### About this exercise
Every line of the entries below that includes "偏置碰撞" belongs in the answer, copied as written.

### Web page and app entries
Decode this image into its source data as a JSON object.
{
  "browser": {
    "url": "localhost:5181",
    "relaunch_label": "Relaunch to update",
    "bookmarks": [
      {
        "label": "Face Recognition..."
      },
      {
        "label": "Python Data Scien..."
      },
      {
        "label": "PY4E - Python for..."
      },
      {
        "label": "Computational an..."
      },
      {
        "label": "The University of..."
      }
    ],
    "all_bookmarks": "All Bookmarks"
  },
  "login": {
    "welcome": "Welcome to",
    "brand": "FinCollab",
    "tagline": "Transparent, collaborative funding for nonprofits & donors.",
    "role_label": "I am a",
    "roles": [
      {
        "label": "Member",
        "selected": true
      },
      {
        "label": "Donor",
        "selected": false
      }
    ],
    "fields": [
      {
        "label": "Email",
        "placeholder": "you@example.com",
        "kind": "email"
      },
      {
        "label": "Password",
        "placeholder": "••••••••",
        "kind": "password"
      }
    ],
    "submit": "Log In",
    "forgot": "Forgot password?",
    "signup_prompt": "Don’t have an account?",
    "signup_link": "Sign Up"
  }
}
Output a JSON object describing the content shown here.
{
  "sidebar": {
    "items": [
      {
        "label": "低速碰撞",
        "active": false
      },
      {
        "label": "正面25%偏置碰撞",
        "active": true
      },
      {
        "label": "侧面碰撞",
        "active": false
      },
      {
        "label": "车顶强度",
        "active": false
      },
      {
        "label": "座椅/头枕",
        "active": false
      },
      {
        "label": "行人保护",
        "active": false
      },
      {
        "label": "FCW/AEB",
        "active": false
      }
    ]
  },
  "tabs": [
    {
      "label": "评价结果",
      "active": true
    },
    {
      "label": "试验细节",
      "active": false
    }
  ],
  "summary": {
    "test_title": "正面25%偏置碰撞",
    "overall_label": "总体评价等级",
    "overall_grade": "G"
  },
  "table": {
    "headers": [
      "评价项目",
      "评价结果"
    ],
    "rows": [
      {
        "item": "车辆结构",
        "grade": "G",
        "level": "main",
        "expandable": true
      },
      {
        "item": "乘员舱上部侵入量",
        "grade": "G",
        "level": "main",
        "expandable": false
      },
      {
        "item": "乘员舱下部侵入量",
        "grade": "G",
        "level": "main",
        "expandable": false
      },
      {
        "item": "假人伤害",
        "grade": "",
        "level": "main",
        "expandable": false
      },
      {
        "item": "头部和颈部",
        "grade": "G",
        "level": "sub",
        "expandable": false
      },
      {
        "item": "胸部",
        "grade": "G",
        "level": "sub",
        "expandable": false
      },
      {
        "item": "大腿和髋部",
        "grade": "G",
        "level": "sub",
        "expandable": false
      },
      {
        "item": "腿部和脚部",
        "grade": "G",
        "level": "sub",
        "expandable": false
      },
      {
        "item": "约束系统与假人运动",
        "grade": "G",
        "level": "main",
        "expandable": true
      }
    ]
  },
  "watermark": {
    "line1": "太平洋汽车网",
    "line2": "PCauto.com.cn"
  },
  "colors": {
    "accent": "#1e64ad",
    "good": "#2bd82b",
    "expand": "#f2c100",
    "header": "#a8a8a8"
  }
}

### Your solution
        "label": "正面25%偏置碰撞",
    "test_title": "正面25%偏置碰撞",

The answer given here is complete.